Students should take advantage of the PEX passports and explore Philadelphia before their Temple experience ends.
Temple’s location in Philadelphia is the university’s greatest asset. The city’s rich history provides inspiration for students to explore beyond their academics and fulfill once-in-a-lifetime experiences.
The Philadelphia Experience passports debuted last year, with the intent to benefit all members of the student body with free or reduced-price access to many arts and culture destinations.
Former General Education Director Terry Halbert and current Associate Director Julie Phillips, as well as a team of Temple professors, developed the PEX passports. Their goal was to incorporate experiential components of the classroom into Philadelphia.

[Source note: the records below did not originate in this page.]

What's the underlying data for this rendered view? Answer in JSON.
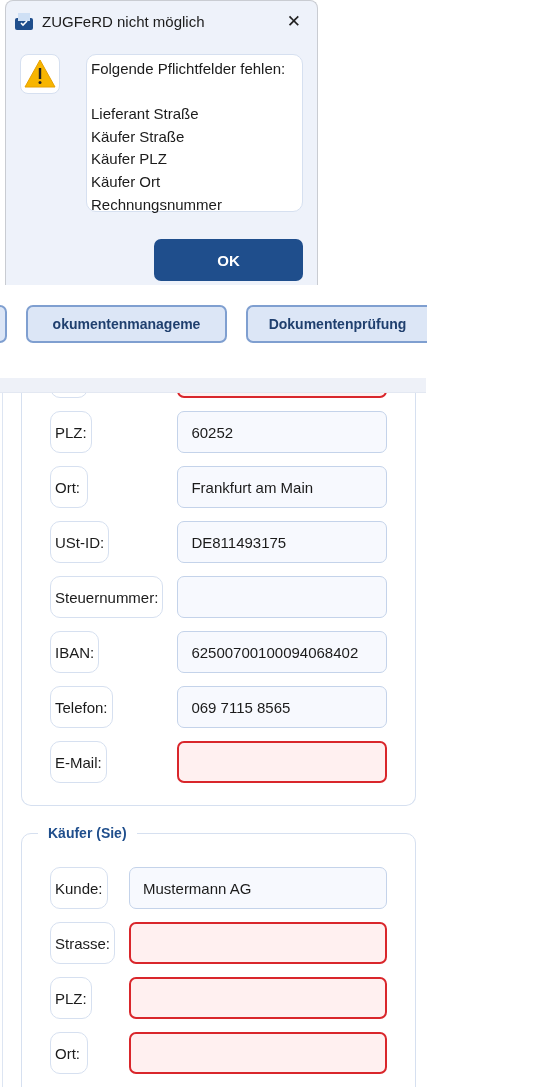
{
  "dialog": {
    "title": "ZUGFeRD nicht möglich",
    "close": "✕",
    "message": {
      "heading": "Folgende Pflichtfelder fehlen:",
      "items": [
        "Lieferant Straße",
        "Käufer Straße",
        "Käufer PLZ",
        "Käufer Ort",
        "Rechnungsnummer"
      ]
    },
    "button": "OK"
  },
  "tabs": [
    {
      "label": "okumentenmanageme"
    },
    {
      "label": "Dokumentenprüfung"
    }
  ],
  "sections": [
    {
      "rows": [
        {
          "invalid": true
        },
        {
          "label": "PLZ:",
          "value": "60252",
          "invalid": false
        },
        {
          "label": "Ort:",
          "value": "Frankfurt am Main",
          "invalid": false
        },
        {
          "label": "USt-ID:",
          "value": "DE811493175",
          "invalid": false
        },
        {
          "label": "Steuernummer:",
          "invalid": false
        },
        {
          "label": "IBAN:",
          "value": "62500700100094068402",
          "invalid": false
        },
        {
          "label": "Telefon:",
          "value": "069 7115 8565",
          "invalid": false
        },
        {
          "label": "E-Mail:",
          "invalid": true
        }
      ]
    },
    {
      "title": "Käufer (Sie)",
      "rows": [
        {
          "label": "Kunde:",
          "value": "Mustermann AG",
          "invalid": false
        },
        {
          "label": "Strasse:",
          "invalid": true
        },
        {
          "label": "PLZ:",
          "invalid": true
        },
        {
          "label": "Ort:",
          "invalid": true
        }
      ]
    }
  ]
}
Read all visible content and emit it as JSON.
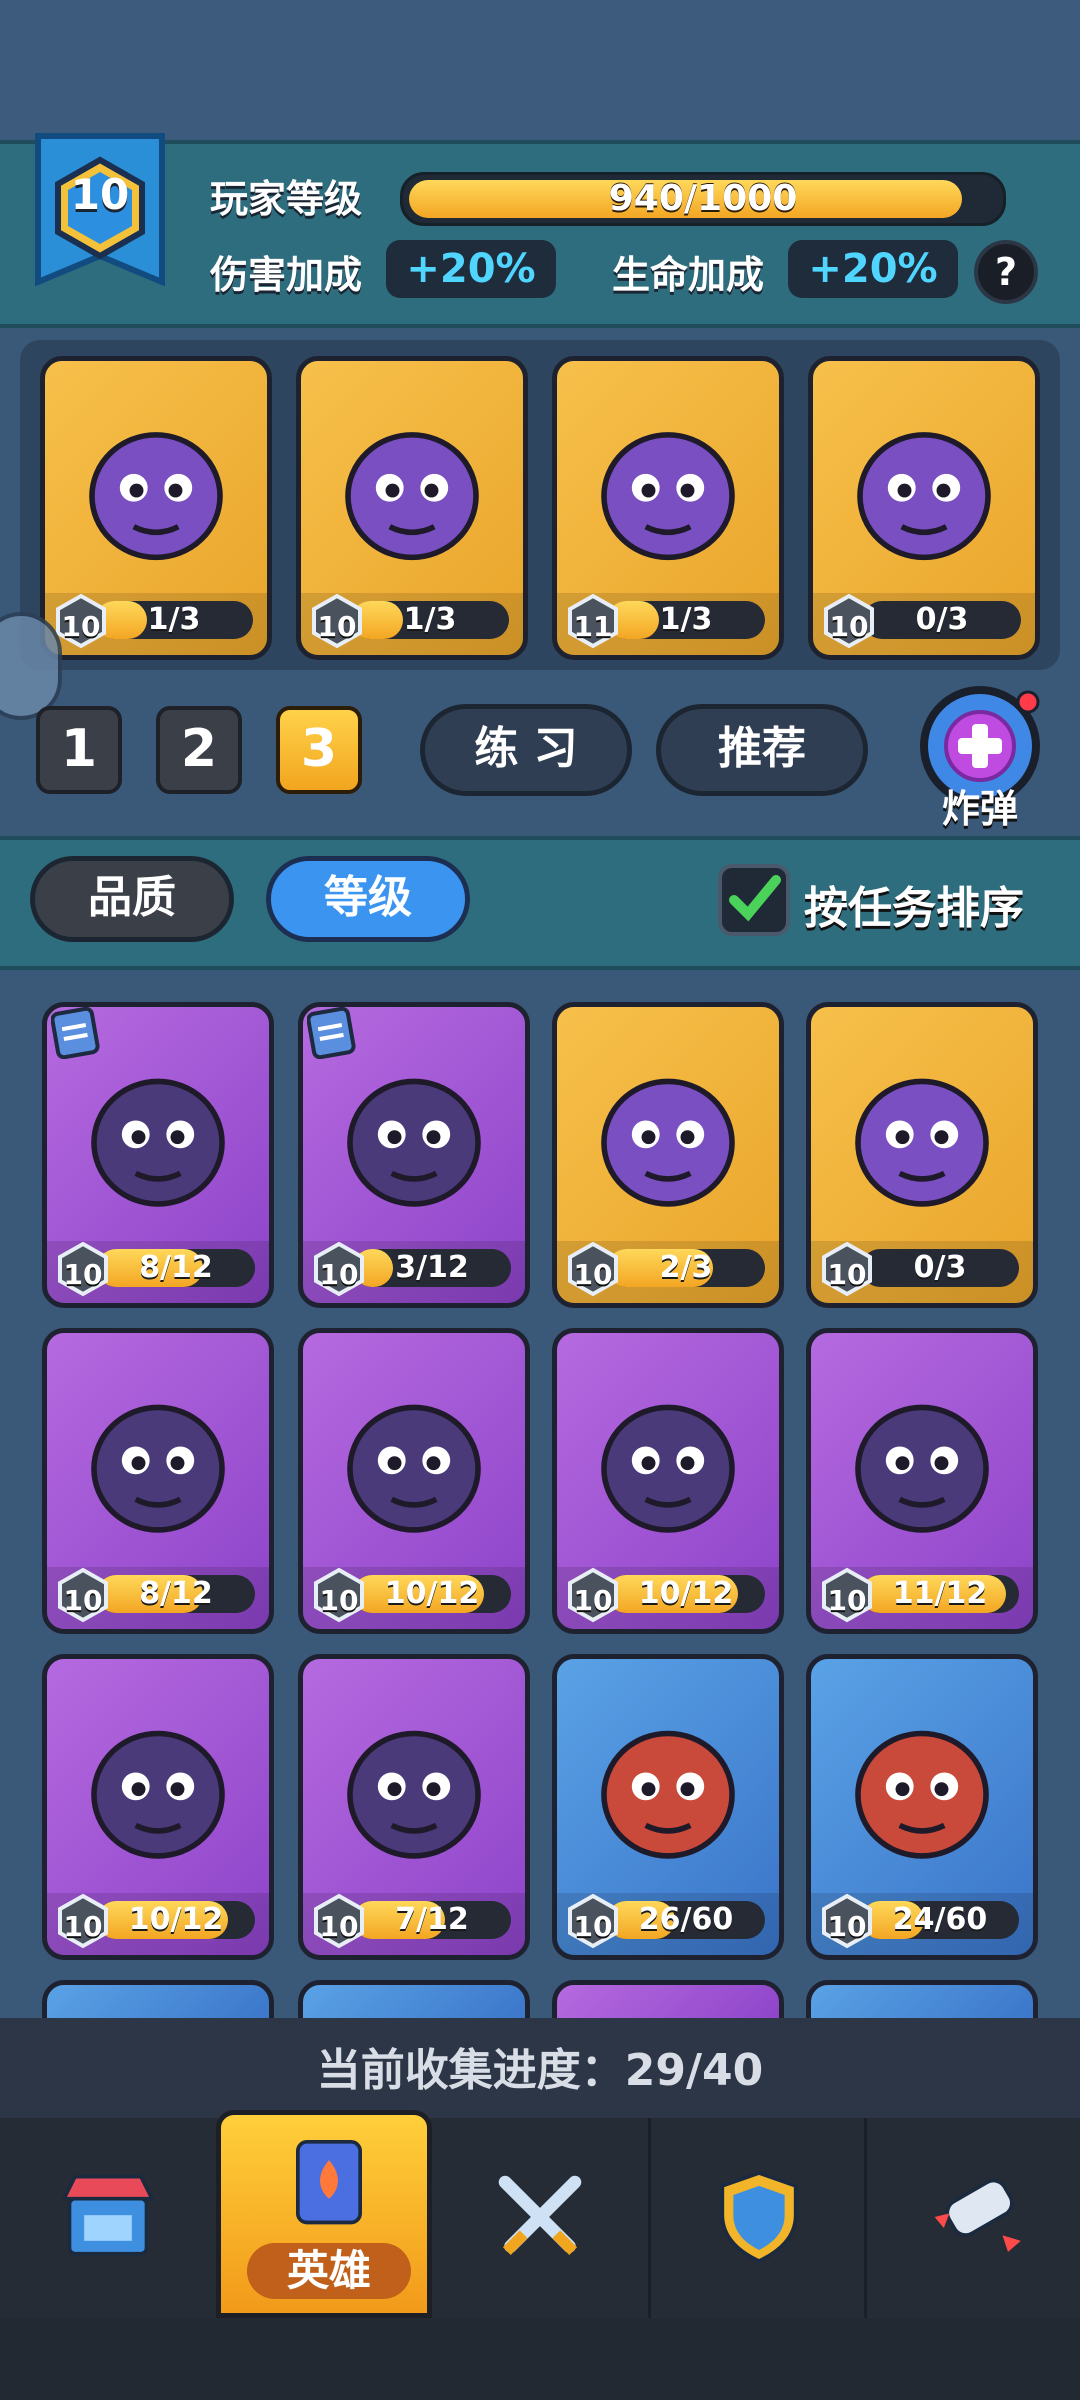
{
  "player": {
    "level": "10",
    "level_label": "玩家等级",
    "xp_text": "940/1000",
    "xp_progress": 0.94,
    "damage_label": "伤害加成",
    "damage_value": "+20%",
    "hp_label": "生命加成",
    "hp_value": "+20%",
    "help_icon": "?"
  },
  "team": [
    {
      "level": "10",
      "progress": "1/3",
      "fill": 0.33,
      "rarity": "gold",
      "icon": "spider-hero-icon"
    },
    {
      "level": "10",
      "progress": "1/3",
      "fill": 0.33,
      "rarity": "gold",
      "icon": "cat-hero-icon"
    },
    {
      "level": "11",
      "progress": "1/3",
      "fill": 0.33,
      "rarity": "gold",
      "icon": "vampire-hero-icon"
    },
    {
      "level": "10",
      "progress": "0/3",
      "fill": 0,
      "rarity": "gold",
      "icon": "bat-hero-icon"
    }
  ],
  "deck_tabs": [
    "1",
    "2",
    "3"
  ],
  "selected_deck": "3",
  "practice_label": "练 习",
  "recommend_label": "推荐",
  "bomb_label": "炸弹",
  "filters": {
    "quality_label": "品质",
    "level_label": "等级",
    "sort_label": "按任务排序",
    "sort_checked": true
  },
  "heroes": [
    {
      "level": "10",
      "progress": "8/12",
      "fill": 0.67,
      "rarity": "purple",
      "task": true,
      "icon": "fire-hero-icon"
    },
    {
      "level": "10",
      "progress": "3/12",
      "fill": 0.25,
      "rarity": "purple",
      "task": true,
      "icon": "minotaur-hero-icon"
    },
    {
      "level": "10",
      "progress": "2/3",
      "fill": 0.67,
      "rarity": "gold",
      "task": false,
      "icon": "rooster-hero-icon"
    },
    {
      "level": "10",
      "progress": "0/3",
      "fill": 0,
      "rarity": "gold",
      "task": false,
      "icon": "masked-hero-icon"
    },
    {
      "level": "10",
      "progress": "8/12",
      "fill": 0.67,
      "rarity": "purple",
      "task": false,
      "icon": "orc-hero-icon"
    },
    {
      "level": "10",
      "progress": "10/12",
      "fill": 0.83,
      "rarity": "purple",
      "task": false,
      "icon": "yeti-hero-icon"
    },
    {
      "level": "10",
      "progress": "10/12",
      "fill": 0.83,
      "rarity": "purple",
      "task": false,
      "icon": "slime-hero-icon"
    },
    {
      "level": "10",
      "progress": "11/12",
      "fill": 0.92,
      "rarity": "purple",
      "task": false,
      "icon": "ninja-hero-icon"
    },
    {
      "level": "10",
      "progress": "10/12",
      "fill": 0.83,
      "rarity": "purple",
      "task": false,
      "icon": "tiger-hero-icon"
    },
    {
      "level": "10",
      "progress": "7/12",
      "fill": 0.58,
      "rarity": "purple",
      "task": false,
      "icon": "ice-queen-hero-icon"
    },
    {
      "level": "10",
      "progress": "26/60",
      "fill": 0.43,
      "rarity": "blue",
      "task": false,
      "icon": "viking-hero-icon"
    },
    {
      "level": "10",
      "progress": "24/60",
      "fill": 0.4,
      "rarity": "blue",
      "task": false,
      "icon": "birds-hero-icon"
    }
  ],
  "collection": {
    "label": "当前收集进度：29/40"
  },
  "nav": [
    {
      "icon": "shop-icon",
      "label": ""
    },
    {
      "icon": "hero-card-icon",
      "label": "英雄",
      "active": true
    },
    {
      "icon": "crossed-swords-icon",
      "label": ""
    },
    {
      "icon": "guild-shield-icon",
      "label": ""
    },
    {
      "icon": "gauntlet-icon",
      "label": ""
    }
  ]
}
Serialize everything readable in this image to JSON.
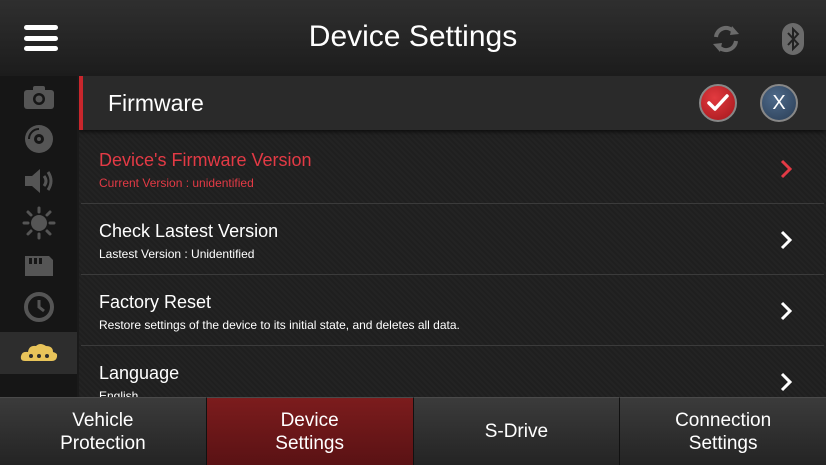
{
  "header": {
    "title": "Device Settings",
    "icons": [
      "menu-icon",
      "sync-icon",
      "bluetooth-icon"
    ]
  },
  "sidebar": {
    "items": [
      {
        "icon": "camera-icon"
      },
      {
        "icon": "disc-icon"
      },
      {
        "icon": "speaker-icon"
      },
      {
        "icon": "brightness-icon"
      },
      {
        "icon": "sd-card-icon"
      },
      {
        "icon": "clock-icon"
      },
      {
        "icon": "cloud-icon",
        "active": true
      }
    ]
  },
  "section": {
    "title": "Firmware",
    "confirm_icon": "checkmark-icon",
    "cancel_label": "X"
  },
  "rows": [
    {
      "title": "Device's Firmware Version",
      "subtitle": "Current Version : unidentified",
      "highlight": true
    },
    {
      "title": "Check Lastest Version",
      "subtitle": "Lastest Version : Unidentified"
    },
    {
      "title": "Factory Reset",
      "subtitle": "Restore settings of the device to its initial state, and deletes all data."
    },
    {
      "title": "Language",
      "subtitle": "English"
    }
  ],
  "tabs": [
    {
      "label": "Vehicle\nProtection"
    },
    {
      "label": "Device\nSettings",
      "active": true
    },
    {
      "label": "S-Drive"
    },
    {
      "label": "Connection\nSettings"
    }
  ],
  "colors": {
    "accent_red": "#c8262c",
    "highlight_text": "#e33a45",
    "active_tab": "#6e1818",
    "cancel_blue": "#3f5876",
    "cloud_gold": "#e8c45a"
  }
}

“A lot of people come to Temple for the city and its resources,” Phillips said.
The gen-ed curriculum is working to enhance student knowledge and appreciation of the city’s cultural and historical hotspots, such as the Ellen Phillips Samuel Memorial Sculpture Garden along the Schuylkill River, the Kimmel Center for the Performing Arts in Center City and Franklin Court near Old City – Phillips’ three favorites.
Rand Williamson, a senior neuroscience major, uses the PEX passport to attend musical events and the Philadelphia Museum of Art for a reduced price in his free time. It provides the ability to “enrich people’s understanding of urban nature and culture,” he said.
Although Williamson said he gets his fair share of cultural opportunities from the PEX passport, he still has many friends in their first year who “don’t leave campus much.”
“Students on campus who originate from the suburbs tend to stay on campus more,” he added.
Phillips said she thinks students who stay on campus are “scared, reluctant or too busy,” to engage outside their comfort zones.
Nandi Afiba, a freshman education major, said she has not left Main Campus much since classes began, but she believes that “students should learn about where they’re living.”
A general lack of interest, motivation and money tend to keep students from venturing off campus.
Although the university is located in Philadelphia, Temple students – especially underclassmen – often stay in the “Temple bubble” and in the long run, negatively affect their out-of-the-classroom college experiences.
I came to Temple, from a small town outside Harrisburg, with high hopes to explore this historical city. I have gained a lot in my excursions off campus: both in academics during my gen-ed classes and in my free time, with the guidance of the PEX passport.
I admit, when I first came to Temple, it was difficult to explore a city I was never exposed to before. I never even rode a subway car until my freshman orientation.
The importance of the PEX passport intertwined with all my gen-ed classes pushed me to branch out of my comfort zone. Even though it seemed to be a hassle at times, my ventures to some of Philadelphia’s most historic places, including Laurel Hill Cemetery and the Library Company of Philadelphia in Center City, turned out to be the most rewarding experiences of my freshman year.
Although new students may be intimidated, getting off campus and into the city will make a college experience worthwhile. With the PEX passport, students have Philadelphia at their “phingertips.”
Lauren Hertzler can be reached at email@example.com.